==== Given entries
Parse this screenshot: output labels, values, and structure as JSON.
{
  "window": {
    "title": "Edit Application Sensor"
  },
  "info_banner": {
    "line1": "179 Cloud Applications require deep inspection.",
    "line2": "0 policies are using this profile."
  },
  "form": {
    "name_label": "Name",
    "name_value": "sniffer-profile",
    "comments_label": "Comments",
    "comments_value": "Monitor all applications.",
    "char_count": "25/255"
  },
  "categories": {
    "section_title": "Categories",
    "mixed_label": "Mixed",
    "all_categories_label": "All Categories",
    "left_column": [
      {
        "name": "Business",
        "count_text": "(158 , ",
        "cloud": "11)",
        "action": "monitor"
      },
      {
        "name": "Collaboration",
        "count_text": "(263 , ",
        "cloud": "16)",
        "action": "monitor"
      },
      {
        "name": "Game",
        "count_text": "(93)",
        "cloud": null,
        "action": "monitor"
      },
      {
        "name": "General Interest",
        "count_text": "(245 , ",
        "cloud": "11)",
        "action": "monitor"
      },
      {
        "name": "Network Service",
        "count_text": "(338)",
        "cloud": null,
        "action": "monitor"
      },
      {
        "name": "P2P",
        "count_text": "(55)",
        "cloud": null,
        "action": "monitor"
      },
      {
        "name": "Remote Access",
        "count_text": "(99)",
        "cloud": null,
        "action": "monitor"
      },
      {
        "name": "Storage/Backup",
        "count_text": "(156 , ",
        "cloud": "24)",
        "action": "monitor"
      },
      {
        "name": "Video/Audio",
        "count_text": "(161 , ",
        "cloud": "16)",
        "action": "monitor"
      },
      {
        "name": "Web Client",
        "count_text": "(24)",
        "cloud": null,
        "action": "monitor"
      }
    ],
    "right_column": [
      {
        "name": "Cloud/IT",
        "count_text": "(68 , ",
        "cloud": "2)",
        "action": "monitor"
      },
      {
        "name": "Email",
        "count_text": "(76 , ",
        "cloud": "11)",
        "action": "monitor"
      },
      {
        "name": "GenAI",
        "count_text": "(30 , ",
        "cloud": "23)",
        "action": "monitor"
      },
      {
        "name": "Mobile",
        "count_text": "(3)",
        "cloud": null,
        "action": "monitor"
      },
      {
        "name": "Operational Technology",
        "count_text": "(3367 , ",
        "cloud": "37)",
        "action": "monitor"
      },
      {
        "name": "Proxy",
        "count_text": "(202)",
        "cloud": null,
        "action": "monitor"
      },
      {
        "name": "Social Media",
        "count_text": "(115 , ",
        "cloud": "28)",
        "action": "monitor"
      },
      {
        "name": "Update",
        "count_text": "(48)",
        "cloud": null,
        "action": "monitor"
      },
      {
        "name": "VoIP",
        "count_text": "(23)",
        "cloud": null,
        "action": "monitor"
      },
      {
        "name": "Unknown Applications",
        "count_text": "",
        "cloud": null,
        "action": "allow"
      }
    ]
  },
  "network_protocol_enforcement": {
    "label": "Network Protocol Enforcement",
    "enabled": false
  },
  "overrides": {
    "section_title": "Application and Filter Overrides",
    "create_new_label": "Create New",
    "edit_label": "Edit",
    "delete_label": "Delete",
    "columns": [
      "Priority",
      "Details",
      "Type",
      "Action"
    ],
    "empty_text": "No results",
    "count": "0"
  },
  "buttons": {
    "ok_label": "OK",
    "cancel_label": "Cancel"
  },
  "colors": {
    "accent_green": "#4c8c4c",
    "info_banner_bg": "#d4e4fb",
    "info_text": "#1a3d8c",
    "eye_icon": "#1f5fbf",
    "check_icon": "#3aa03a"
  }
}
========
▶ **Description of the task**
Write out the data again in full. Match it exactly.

▶ **Answer to the problem**
Parse this screenshot: output labels, values, and structure as JSON.
{
  "window": {
    "title": "Edit Application Sensor"
  },
  "info_banner": {
    "line1": "179 Cloud Applications require deep inspection.",
    "line2": "0 policies are using this profile."
  },
  "form": {
    "name_label": "Name",
    "name_value": "sniffer-profile",
    "comments_label": "Comments",
    "comments_value": "Monitor all applications.",
    "char_count": "25/255"
  },
  "categories": {
    "section_title": "Categories",
    "mixed_label": "Mixed",
    "all_categories_label": "All Categories",
    "left_column": [
      {
        "name": "Business",
        "count_text": "(158 , ",
        "cloud": "11)",
        "action": "monitor"
      },
      {
        "name": "Collaboration",
        "count_text": "(263 , ",
        "cloud": "16)",
        "action": "monitor"
      },
      {
        "name": "Game",
        "count_text": "(93)",
        "cloud": null,
        "action": "monitor"
      },
      {
        "name": "General Interest",
        "count_text": "(245 , ",
        "cloud": "11)",
        "action": "monitor"
      },
      {
        "name": "Network Service",
        "count_text": "(338)",
        "cloud": null,
        "action": "monitor"
      },
      {
        "name": "P2P",
        "count_text": "(55)",
        "cloud": null,
        "action": "monitor"
      },
      {
        "name": "Remote Access",
        "count_text": "(99)",
        "cloud": null,
        "action": "monitor"
      },
      {
        "name": "Storage/Backup",
        "count_text": "(156 , ",
        "cloud": "24)",
        "action": "monitor"
      },
      {
        "name": "Video/Audio",
        "count_text": "(161 , ",
        "cloud": "16)",
        "action": "monitor"
      },
      {
        "name": "Web Client",
        "count_text": "(24)",
        "cloud": null,
        "action": "monitor"
      }
    ],
    "right_column": [
      {
        "name": "Cloud/IT",
        "count_text": "(68 , ",
        "cloud": "2)",
        "action": "monitor"
      },
      {
        "name": "Email",
        "count_text": "(76 , ",
        "cloud": "11)",
        "action": "monitor"
      },
      {
        "name": "GenAI",
        "count_text": "(30 , ",
        "cloud": "23)",
        "action": "monitor"
      },
      {
        "name": "Mobile",
        "count_text": "(3)",
        "cloud": null,
        "action": "monitor"
      },
      {
        "name": "Operational Technology",
        "count_text": "(3367 , ",
        "cloud": "37)",
        "action": "monitor"
      },
      {
        "name": "Proxy",
        "count_text": "(202)",
        "cloud": null,
        "action": "monitor"
      },
      {
        "name": "Social Media",
        "count_text": "(115 , ",
        "cloud": "28)",
        "action": "monitor"
      },
      {
        "name": "Update",
        "count_text": "(48)",
        "cloud": null,
        "action": "monitor"
      },
      {
        "name": "VoIP",
        "count_text": "(23)",
        "cloud": null,
        "action": "monitor"
      },
      {
        "name": "Unknown Applications",
        "count_text": "",
        "cloud": null,
        "action": "allow"
      }
    ]
  },
  "network_protocol_enforcement": {
    "label": "Network Protocol Enforcement",
    "enabled": false
  },
  "overrides": {
    "section_title": "Application and Filter Overrides",
    "create_new_label": "Create New",
    "edit_label": "Edit",
    "delete_label": "Delete",
    "columns": [
      "Priority",
      "Details",
      "Type",
      "Action"
    ],
    "empty_text": "No results",
    "count": "0"
  },
  "buttons": {
    "ok_label": "OK",
    "cancel_label": "Cancel"
  },
  "colors": {
    "accent_green": "#4c8c4c",
    "info_banner_bg": "#d4e4fb",
    "info_text": "#1a3d8c",
    "eye_icon": "#1f5fbf",
    "check_icon": "#3aa03a"
  }
}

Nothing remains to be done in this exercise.